== WORK INSTRUCTIONS ==
Word for word, copy the records that follow.

[INPUT DATA — start]

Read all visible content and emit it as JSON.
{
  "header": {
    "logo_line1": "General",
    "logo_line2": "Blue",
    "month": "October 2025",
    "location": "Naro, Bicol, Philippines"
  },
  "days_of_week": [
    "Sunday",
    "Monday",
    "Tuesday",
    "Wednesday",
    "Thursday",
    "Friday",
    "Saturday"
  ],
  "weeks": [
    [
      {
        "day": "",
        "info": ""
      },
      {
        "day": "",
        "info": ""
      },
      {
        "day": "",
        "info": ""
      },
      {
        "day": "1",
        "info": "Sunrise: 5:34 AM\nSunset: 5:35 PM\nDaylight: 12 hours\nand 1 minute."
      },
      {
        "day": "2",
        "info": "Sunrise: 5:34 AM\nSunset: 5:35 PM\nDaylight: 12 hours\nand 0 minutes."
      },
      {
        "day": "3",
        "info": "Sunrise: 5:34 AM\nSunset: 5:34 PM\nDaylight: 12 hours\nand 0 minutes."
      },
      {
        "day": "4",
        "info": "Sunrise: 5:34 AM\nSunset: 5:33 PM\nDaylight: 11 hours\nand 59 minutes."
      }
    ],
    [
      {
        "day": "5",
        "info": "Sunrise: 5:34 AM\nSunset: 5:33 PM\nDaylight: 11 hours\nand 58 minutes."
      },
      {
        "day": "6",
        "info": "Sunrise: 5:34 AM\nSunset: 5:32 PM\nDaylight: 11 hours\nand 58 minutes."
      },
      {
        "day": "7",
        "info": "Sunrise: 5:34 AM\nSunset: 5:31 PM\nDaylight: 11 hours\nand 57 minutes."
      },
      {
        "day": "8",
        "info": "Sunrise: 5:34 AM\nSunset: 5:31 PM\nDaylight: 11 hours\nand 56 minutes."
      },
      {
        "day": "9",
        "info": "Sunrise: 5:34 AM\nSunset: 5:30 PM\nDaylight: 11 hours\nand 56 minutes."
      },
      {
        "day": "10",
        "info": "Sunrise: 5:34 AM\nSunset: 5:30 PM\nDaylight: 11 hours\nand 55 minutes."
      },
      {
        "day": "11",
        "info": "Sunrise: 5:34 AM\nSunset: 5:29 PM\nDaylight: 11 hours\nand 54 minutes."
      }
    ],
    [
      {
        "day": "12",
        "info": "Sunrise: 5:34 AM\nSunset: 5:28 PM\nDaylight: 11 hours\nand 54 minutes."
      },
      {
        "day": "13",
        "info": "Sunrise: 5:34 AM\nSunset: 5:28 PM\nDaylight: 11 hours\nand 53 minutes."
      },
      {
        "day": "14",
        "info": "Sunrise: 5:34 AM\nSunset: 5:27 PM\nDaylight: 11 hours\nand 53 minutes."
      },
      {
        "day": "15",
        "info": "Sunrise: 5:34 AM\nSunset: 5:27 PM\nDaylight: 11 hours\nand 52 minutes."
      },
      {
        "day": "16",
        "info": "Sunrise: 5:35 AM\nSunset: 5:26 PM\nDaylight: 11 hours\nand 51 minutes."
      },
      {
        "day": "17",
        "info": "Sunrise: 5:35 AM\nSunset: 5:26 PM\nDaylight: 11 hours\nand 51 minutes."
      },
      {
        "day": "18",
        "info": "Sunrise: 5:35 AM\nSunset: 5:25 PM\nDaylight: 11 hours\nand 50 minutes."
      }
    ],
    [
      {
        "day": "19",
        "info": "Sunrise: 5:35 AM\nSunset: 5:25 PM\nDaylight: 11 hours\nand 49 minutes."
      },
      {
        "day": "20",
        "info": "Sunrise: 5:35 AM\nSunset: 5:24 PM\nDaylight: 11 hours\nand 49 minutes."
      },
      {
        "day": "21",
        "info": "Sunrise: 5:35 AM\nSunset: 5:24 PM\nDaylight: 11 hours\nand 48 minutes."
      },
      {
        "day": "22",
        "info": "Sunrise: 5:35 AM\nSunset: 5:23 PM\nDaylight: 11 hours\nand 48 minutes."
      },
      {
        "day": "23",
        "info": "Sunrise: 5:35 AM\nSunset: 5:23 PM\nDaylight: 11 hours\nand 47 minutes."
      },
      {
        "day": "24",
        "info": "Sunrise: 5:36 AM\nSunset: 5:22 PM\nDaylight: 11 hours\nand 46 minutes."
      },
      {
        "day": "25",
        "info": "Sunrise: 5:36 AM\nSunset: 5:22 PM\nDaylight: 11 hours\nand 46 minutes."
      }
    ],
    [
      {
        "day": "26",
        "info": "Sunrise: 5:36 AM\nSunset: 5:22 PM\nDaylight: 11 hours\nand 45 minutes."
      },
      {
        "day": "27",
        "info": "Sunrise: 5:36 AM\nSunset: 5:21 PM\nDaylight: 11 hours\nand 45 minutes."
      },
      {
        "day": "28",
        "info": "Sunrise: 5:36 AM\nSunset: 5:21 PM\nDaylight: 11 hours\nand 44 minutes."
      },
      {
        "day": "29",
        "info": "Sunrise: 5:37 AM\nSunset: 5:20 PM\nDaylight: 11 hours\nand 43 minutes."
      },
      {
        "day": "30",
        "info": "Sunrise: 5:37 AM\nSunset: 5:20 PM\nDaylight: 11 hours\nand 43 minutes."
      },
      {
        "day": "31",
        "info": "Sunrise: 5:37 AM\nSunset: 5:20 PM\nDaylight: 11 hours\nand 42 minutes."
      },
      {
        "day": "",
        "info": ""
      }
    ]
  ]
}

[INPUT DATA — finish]

== TASK RESPONSE ==
Read all visible content and emit it as JSON.
{
  "header": {
    "logo_line1": "General",
    "logo_line2": "Blue",
    "month": "October 2025",
    "location": "Naro, Bicol, Philippines"
  },
  "days_of_week": [
    "Sunday",
    "Monday",
    "Tuesday",
    "Wednesday",
    "Thursday",
    "Friday",
    "Saturday"
  ],
  "weeks": [
    [
      {
        "day": "",
        "info": ""
      },
      {
        "day": "",
        "info": ""
      },
      {
        "day": "",
        "info": ""
      },
      {
        "day": "1",
        "info": "Sunrise: 5:34 AM\nSunset: 5:35 PM\nDaylight: 12 hours\nand 1 minute."
      },
      {
        "day": "2",
        "info": "Sunrise: 5:34 AM\nSunset: 5:35 PM\nDaylight: 12 hours\nand 0 minutes."
      },
      {
        "day": "3",
        "info": "Sunrise: 5:34 AM\nSunset: 5:34 PM\nDaylight: 12 hours\nand 0 minutes."
      },
      {
        "day": "4",
        "info": "Sunrise: 5:34 AM\nSunset: 5:33 PM\nDaylight: 11 hours\nand 59 minutes."
      }
    ],
    [
      {
        "day": "5",
        "info": "Sunrise: 5:34 AM\nSunset: 5:33 PM\nDaylight: 11 hours\nand 58 minutes."
      },
      {
        "day": "6",
        "info": "Sunrise: 5:34 AM\nSunset: 5:32 PM\nDaylight: 11 hours\nand 58 minutes."
      },
      {
        "day": "7",
        "info": "Sunrise: 5:34 AM\nSunset: 5:31 PM\nDaylight: 11 hours\nand 57 minutes."
      },
      {
        "day": "8",
        "info": "Sunrise: 5:34 AM\nSunset: 5:31 PM\nDaylight: 11 hours\nand 56 minutes."
      },
      {
        "day": "9",
        "info": "Sunrise: 5:34 AM\nSunset: 5:30 PM\nDaylight: 11 hours\nand 56 minutes."
      },
      {
        "day": "10",
        "info": "Sunrise: 5:34 AM\nSunset: 5:30 PM\nDaylight: 11 hours\nand 55 minutes."
      },
      {
        "day": "11",
        "info": "Sunrise: 5:34 AM\nSunset: 5:29 PM\nDaylight: 11 hours\nand 54 minutes."
      }
    ],
    [
      {
        "day": "12",
        "info": "Sunrise: 5:34 AM\nSunset: 5:28 PM\nDaylight: 11 hours\nand 54 minutes."
      },
      {
        "day": "13",
        "info": "Sunrise: 5:34 AM\nSunset: 5:28 PM\nDaylight: 11 hours\nand 53 minutes."
      },
      {
        "day": "14",
        "info": "Sunrise: 5:34 AM\nSunset: 5:27 PM\nDaylight: 11 hours\nand 53 minutes."
      },
      {
        "day": "15",
        "info": "Sunrise: 5:34 AM\nSunset: 5:27 PM\nDaylight: 11 hours\nand 52 minutes."
      },
      {
        "day": "16",
        "info": "Sunrise: 5:35 AM\nSunset: 5:26 PM\nDaylight: 11 hours\nand 51 minutes."
      },
      {
        "day": "17",
        "info": "Sunrise: 5:35 AM\nSunset: 5:26 PM\nDaylight: 11 hours\nand 51 minutes."
      },
      {
        "day": "18",
        "info": "Sunrise: 5:35 AM\nSunset: 5:25 PM\nDaylight: 11 hours\nand 50 minutes."
      }
    ],
    [
      {
        "day": "19",
        "info": "Sunrise: 5:35 AM\nSunset: 5:25 PM\nDaylight: 11 hours\nand 49 minutes."
      },
      {
        "day": "20",
        "info": "Sunrise: 5:35 AM\nSunset: 5:24 PM\nDaylight: 11 hours\nand 49 minutes."
      },
      {
        "day": "21",
        "info": "Sunrise: 5:35 AM\nSunset: 5:24 PM\nDaylight: 11 hours\nand 48 minutes."
      },
      {
        "day": "22",
        "info": "Sunrise: 5:35 AM\nSunset: 5:23 PM\nDaylight: 11 hours\nand 48 minutes."
      },
      {
        "day": "23",
        "info": "Sunrise: 5:35 AM\nSunset: 5:23 PM\nDaylight: 11 hours\nand 47 minutes."
      },
      {
        "day": "24",
        "info": "Sunrise: 5:36 AM\nSunset: 5:22 PM\nDaylight: 11 hours\nand 46 minutes."
      },
      {
        "day": "25",
        "info": "Sunrise: 5:36 AM\nSunset: 5:22 PM\nDaylight: 11 hours\nand 46 minutes."
      }
    ],
    [
      {
        "day": "26",
        "info": "Sunrise: 5:36 AM\nSunset: 5:22 PM\nDaylight: 11 hours\nand 45 minutes."
      },
      {
        "day": "27",
        "info": "Sunrise: 5:36 AM\nSunset: 5:21 PM\nDaylight: 11 hours\nand 45 minutes."
      },
      {
        "day": "28",
        "info": "Sunrise: 5:36 AM\nSunset: 5:21 PM\nDaylight: 11 hours\nand 44 minutes."
      },
      {
        "day": "29",
        "info": "Sunrise: 5:37 AM\nSunset: 5:20 PM\nDaylight: 11 hours\nand 43 minutes."
      },
      {
        "day": "30",
        "info": "Sunrise: 5:37 AM\nSunset: 5:20 PM\nDaylight: 11 hours\nand 43 minutes."
      },
      {
        "day": "31",
        "info": "Sunrise: 5:37 AM\nSunset: 5:20 PM\nDaylight: 11 hours\nand 42 minutes."
      },
      {
        "day": "",
        "info": ""
      }
    ]
  ]
}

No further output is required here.